In reality the Fringe is at best a massaged democracy and, although the Fringe Society does not choose works or artists, there is a considerable degree of management. It is a market place but the competition for stall space means that those with the deepest pockets get the best spots.

The prime locations are managed as festivals within a festival by four (at the last count) large production companies – led by Assembly, which under William Burdett-Coutts first saw the potential when it took over the city's Assembly Rooms in the mid 1980s and now, like the others – Pleasance, Underbelly and Gilded Balloon - has a grip on a catalogue of halls and pavilions. These production companies pick and choose, not just on the basis of ready money, but on artistic and audience potential; refusing plenty of applicants and allocating spaces and (most importantly) time slots many months in advance.

For the true independent presenter the race is then on to find a church hall, a schoolroom, a tent or the back room of a bar that is prepared to let you in. There are advantages in sharing venues, of course, because it also helps share the costs of lighting, sound and front of house staff. Getting an audience, though, is a matter of word of mouth and pounding the pavements, spending hours on the Royal Mile and Princes Street handing out flyers.

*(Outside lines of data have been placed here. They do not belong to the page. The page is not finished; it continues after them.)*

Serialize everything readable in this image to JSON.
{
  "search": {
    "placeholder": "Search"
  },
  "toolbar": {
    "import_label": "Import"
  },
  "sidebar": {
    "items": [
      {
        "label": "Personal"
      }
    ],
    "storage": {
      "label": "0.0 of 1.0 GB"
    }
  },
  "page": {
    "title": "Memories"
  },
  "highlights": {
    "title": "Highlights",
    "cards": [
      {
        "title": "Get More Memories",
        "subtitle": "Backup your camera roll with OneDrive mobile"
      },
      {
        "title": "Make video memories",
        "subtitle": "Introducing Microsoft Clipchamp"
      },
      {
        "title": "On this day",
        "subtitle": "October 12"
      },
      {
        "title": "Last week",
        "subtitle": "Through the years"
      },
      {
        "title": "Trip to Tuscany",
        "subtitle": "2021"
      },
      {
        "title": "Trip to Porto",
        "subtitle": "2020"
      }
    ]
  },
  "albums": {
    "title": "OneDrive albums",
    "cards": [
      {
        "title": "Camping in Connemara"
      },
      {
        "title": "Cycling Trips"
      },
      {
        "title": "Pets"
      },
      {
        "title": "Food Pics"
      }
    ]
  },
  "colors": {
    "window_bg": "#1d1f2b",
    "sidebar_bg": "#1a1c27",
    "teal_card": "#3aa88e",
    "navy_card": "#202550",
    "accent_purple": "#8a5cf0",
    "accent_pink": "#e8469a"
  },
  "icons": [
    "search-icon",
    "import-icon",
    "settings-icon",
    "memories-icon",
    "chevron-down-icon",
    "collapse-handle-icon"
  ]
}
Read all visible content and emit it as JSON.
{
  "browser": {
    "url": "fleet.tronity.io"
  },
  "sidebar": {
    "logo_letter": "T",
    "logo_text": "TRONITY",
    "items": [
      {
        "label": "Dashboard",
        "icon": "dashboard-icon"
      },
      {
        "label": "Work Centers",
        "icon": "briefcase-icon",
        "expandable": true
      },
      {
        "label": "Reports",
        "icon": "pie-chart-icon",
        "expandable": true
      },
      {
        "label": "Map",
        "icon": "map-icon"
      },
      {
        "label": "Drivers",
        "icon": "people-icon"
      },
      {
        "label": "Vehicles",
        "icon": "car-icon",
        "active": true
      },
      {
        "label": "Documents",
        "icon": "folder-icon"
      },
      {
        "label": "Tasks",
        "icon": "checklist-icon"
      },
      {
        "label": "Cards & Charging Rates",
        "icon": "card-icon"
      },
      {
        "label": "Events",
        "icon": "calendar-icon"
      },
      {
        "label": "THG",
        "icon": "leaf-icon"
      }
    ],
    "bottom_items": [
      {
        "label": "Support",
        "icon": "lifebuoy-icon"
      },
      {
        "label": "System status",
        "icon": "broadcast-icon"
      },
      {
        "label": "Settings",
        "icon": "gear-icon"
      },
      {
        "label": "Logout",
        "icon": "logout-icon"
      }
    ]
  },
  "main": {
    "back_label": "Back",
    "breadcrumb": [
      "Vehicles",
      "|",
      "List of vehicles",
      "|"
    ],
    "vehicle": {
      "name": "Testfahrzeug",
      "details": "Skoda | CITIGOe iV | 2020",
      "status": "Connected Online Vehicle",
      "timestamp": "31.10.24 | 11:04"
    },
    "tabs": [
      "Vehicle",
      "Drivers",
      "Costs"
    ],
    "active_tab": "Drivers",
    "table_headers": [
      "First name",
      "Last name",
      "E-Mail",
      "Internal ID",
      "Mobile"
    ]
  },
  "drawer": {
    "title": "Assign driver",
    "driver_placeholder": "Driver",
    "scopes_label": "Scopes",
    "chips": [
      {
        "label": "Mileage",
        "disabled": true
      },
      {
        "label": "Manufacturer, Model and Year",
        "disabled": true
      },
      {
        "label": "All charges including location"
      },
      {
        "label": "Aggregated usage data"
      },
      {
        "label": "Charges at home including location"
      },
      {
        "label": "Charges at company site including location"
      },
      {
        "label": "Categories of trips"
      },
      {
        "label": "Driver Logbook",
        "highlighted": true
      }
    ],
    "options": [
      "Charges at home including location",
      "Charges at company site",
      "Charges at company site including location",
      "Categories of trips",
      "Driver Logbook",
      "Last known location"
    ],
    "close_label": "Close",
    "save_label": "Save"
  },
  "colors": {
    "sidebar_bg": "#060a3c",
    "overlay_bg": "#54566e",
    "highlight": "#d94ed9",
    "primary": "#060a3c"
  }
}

The real sense of equality is felt by the performers. Pulling a crowd is hard – while there are plenty of sell-outs, some years the average house is below ten people – so there is a fellow feeling among those taking to the stage. Celebrities who would not bother to say hello to lesser names in London, will be happy to share a bottle in the Scottish capital.

I have performed, presented, had a play shown at and reviewed the Fringe intermittently for over thirty years and it is tough (on the liver, the pocket, the feet and the mind) but it is also hugely exhilarating. As one of the distinguished jurors for EFFE said (a juror whom I first met when he was acting there as a teenager), the Fringe is “still so bizarrely exceptional and so inclusive of students, amateurs, professionals and internationals – so incredibly open to people making it themselves – it demands recognition.”

From the audience's point of view, Shona McCarthy doesn't believe they really notice which of the concurrent festivals they are going to. “They don't see the divisions. For most people it's all just 'the festival'. In a day they are likely to drop into the Fringe, the Book Festival and the International Festival. I just want them to see as much as they can.”


By Simon Mundy for EFA